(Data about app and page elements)
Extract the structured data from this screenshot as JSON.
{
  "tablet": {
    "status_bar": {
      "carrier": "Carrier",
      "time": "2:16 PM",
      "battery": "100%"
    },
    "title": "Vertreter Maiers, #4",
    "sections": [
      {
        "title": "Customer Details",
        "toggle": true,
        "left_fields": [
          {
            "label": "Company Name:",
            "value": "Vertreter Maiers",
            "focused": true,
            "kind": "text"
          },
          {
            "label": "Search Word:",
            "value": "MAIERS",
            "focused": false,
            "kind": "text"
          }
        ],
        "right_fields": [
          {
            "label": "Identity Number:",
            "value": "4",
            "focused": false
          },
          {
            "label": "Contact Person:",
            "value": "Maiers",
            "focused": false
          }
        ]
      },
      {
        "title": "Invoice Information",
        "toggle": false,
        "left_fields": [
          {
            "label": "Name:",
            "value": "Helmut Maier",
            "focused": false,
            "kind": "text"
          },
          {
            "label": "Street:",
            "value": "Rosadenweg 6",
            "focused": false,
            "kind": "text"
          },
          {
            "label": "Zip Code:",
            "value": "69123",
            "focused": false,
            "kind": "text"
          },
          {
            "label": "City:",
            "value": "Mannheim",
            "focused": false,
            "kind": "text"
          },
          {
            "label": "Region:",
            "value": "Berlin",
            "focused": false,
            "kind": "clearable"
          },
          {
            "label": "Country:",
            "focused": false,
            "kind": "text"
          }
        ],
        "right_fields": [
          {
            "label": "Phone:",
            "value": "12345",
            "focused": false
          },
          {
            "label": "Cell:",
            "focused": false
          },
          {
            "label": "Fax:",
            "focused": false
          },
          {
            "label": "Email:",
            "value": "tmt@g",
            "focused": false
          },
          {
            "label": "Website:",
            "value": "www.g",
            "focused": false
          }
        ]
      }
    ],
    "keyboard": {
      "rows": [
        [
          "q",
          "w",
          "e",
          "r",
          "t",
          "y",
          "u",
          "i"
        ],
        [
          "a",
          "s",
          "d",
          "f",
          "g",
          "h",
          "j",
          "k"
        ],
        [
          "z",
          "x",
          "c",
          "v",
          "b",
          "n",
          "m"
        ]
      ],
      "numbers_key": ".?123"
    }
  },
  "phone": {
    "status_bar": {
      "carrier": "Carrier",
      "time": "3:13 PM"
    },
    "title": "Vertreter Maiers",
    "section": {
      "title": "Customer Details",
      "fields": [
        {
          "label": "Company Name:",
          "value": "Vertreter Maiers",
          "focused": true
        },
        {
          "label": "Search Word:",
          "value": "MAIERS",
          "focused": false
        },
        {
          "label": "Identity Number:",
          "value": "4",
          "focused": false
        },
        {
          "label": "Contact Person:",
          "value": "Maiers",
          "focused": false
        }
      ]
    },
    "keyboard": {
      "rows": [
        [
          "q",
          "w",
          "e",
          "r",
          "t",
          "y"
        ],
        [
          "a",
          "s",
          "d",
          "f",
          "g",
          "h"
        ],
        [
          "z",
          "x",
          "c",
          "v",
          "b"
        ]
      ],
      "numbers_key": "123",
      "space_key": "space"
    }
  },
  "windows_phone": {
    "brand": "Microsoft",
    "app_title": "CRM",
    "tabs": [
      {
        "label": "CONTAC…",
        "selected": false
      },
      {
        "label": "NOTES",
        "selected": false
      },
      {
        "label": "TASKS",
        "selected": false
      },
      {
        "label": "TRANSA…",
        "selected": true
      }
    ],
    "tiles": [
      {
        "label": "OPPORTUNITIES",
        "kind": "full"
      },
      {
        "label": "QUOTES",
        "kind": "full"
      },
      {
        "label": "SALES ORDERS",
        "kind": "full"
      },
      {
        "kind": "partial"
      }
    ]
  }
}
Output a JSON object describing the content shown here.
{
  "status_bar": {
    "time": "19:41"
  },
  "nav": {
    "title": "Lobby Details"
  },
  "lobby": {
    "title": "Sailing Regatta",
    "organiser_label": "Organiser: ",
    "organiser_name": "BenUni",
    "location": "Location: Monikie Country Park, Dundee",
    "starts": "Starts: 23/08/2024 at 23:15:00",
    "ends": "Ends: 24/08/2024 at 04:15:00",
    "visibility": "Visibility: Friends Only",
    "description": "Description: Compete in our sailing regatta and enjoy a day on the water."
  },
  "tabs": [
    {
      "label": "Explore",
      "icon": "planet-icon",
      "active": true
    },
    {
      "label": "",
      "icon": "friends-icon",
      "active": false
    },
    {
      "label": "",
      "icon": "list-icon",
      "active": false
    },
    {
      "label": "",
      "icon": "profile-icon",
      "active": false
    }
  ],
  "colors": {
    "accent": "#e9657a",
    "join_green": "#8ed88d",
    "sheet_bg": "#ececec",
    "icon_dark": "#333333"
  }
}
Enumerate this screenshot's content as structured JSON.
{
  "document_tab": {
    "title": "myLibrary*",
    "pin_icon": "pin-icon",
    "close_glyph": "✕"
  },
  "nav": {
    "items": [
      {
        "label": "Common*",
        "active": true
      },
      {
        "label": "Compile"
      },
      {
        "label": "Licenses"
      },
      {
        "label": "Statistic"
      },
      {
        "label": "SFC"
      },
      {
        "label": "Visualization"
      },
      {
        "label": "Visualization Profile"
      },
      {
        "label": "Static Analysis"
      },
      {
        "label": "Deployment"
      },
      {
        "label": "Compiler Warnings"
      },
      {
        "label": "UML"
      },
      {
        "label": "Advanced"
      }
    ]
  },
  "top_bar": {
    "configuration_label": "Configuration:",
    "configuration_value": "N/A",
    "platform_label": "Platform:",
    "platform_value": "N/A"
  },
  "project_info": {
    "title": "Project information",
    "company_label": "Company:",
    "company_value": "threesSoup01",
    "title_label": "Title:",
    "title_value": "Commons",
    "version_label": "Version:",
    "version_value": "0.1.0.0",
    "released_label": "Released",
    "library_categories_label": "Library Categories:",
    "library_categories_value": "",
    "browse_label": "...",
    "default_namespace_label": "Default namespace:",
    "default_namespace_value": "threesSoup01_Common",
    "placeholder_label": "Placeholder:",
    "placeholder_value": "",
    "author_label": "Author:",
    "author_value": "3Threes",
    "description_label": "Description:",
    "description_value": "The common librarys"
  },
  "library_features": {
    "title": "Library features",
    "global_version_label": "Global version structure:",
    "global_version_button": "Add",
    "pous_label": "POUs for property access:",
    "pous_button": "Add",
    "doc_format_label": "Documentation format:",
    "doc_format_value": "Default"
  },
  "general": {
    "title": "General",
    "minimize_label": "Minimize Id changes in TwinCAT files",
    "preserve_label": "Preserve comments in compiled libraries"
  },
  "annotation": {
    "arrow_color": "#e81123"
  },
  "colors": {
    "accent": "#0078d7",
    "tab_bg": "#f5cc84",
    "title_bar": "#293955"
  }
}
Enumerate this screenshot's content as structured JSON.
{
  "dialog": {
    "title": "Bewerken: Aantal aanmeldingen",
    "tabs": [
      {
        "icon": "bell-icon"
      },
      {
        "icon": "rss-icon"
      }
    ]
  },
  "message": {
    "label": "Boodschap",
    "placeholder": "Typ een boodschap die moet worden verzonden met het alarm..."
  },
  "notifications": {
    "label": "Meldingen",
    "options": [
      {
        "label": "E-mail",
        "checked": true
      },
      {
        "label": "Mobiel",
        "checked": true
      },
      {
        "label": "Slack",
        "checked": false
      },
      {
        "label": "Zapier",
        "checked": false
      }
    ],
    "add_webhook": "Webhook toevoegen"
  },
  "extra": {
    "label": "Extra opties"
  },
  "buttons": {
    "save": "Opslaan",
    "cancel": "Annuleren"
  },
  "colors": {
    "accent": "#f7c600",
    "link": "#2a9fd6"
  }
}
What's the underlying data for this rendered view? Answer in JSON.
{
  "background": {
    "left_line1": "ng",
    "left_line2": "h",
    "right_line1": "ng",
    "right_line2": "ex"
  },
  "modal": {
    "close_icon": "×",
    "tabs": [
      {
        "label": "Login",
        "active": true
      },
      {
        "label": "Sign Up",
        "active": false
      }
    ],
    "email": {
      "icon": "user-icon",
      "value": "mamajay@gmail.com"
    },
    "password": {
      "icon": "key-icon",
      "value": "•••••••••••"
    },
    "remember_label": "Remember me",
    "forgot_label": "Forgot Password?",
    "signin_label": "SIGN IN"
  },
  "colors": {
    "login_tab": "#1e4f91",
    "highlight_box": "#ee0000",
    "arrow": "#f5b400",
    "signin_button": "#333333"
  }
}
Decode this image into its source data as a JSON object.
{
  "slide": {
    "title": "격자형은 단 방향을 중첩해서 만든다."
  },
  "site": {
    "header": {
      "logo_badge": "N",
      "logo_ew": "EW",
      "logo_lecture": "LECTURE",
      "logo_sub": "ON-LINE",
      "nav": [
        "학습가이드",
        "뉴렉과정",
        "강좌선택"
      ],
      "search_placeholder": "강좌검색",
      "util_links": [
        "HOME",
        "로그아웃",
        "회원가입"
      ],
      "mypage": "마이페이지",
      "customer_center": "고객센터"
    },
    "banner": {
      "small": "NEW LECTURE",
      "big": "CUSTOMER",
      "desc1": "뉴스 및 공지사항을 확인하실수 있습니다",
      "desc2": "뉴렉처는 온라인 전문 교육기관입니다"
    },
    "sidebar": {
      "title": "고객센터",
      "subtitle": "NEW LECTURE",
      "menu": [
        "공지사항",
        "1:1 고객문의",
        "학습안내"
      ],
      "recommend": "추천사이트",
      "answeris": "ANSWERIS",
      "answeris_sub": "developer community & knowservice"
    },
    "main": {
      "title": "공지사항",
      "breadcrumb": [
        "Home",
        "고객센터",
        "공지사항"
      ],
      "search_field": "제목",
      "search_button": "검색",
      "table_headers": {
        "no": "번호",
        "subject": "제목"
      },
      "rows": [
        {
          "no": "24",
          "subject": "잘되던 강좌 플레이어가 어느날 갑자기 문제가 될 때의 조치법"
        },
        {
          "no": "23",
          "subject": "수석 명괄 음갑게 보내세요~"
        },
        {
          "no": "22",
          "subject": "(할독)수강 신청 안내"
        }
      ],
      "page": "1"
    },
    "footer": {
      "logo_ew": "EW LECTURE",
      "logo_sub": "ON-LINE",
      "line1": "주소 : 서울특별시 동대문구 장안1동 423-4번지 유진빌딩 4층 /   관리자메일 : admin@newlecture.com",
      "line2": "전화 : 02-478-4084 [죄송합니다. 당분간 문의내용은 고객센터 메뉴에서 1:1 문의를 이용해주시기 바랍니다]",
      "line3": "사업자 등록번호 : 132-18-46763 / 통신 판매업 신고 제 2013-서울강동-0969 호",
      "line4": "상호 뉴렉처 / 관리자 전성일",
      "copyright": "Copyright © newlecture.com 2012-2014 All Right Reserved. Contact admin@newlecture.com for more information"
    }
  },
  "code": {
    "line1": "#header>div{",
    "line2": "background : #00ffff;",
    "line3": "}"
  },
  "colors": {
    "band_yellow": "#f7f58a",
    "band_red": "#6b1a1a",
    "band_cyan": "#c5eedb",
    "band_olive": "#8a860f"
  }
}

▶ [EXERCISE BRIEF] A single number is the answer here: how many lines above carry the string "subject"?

▶ [RESPONSE BOX] 4